Out of 10,000 sources covering about 3,200 public water systems, 53 sources in the state recently reported having MTBE levels of more than 5 micrograms per liter (ug/L), which is the state's taste and odor standard, or secondary maximum contaminant level (MCL). MTBE's primary MCL, or the level at which a health impact is possible, is 13 ug/L. Detections greater than 13 ug/L have been reported in 23 sources, covering 11 counties.
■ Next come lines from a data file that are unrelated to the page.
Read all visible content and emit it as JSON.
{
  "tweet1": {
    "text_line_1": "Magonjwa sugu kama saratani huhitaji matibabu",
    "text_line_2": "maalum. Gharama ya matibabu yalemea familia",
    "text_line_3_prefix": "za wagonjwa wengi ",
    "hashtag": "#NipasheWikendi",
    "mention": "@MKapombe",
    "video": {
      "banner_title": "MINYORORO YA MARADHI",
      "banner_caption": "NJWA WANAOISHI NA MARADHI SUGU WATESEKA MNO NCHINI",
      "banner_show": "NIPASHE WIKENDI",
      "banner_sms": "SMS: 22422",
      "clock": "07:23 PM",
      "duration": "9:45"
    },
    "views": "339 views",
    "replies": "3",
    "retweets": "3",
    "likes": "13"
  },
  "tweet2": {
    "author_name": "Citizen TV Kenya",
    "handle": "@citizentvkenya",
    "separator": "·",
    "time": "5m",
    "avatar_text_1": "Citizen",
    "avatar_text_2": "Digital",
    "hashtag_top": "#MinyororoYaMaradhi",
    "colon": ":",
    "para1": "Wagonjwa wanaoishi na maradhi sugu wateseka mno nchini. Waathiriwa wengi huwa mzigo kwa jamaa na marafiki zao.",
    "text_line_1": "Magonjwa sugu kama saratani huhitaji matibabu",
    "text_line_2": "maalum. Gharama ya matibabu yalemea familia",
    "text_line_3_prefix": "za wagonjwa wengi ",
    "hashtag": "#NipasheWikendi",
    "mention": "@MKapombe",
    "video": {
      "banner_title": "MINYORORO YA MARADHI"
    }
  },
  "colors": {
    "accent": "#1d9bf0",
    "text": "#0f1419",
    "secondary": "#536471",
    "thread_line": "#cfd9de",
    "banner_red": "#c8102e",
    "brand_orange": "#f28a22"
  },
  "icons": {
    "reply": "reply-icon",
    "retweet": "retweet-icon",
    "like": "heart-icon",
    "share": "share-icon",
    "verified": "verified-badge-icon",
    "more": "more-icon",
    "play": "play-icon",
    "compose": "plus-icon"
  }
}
The findings </secure/data_extra/dir_03/epa2002_2933.pdf> update a list of MTBE detection levels taken over the last seven years.
"When you look at it as a whole, there's not that many sources directly impacted, at least in terms of public water system reports to us," says a DHS source. "That does not mean there is not a lot of MTBE sitting out there in shallow groundwater or contaminating . . . soils -- there still may be the potential for further contamination."
A 1998 UST-upgrade law and subsequent UST regulations have helped to significantly reduce the amount of MTBE detected in water wells and groundwater, according to officials. "I think, in part, aggressive programs by regional boards, the state Water Resources Control Board and the UST program made the difference," says a source. Cleanups of MTBE contamination also prevented spread to domestic wells, the source says. "I think the regulatory process is working."
If a water agency detects MTBE levels above the 5-ug/L threshold in its supply, it must inform the public of "what the cost is to mitigate the contamination, and then let the customers decide whether they want to assume that cost or accept the water the way it is," says a DHS source. If detections of 13 ug/L or higher are made, water agencies must close the wells and eliminate the MTBE contamination.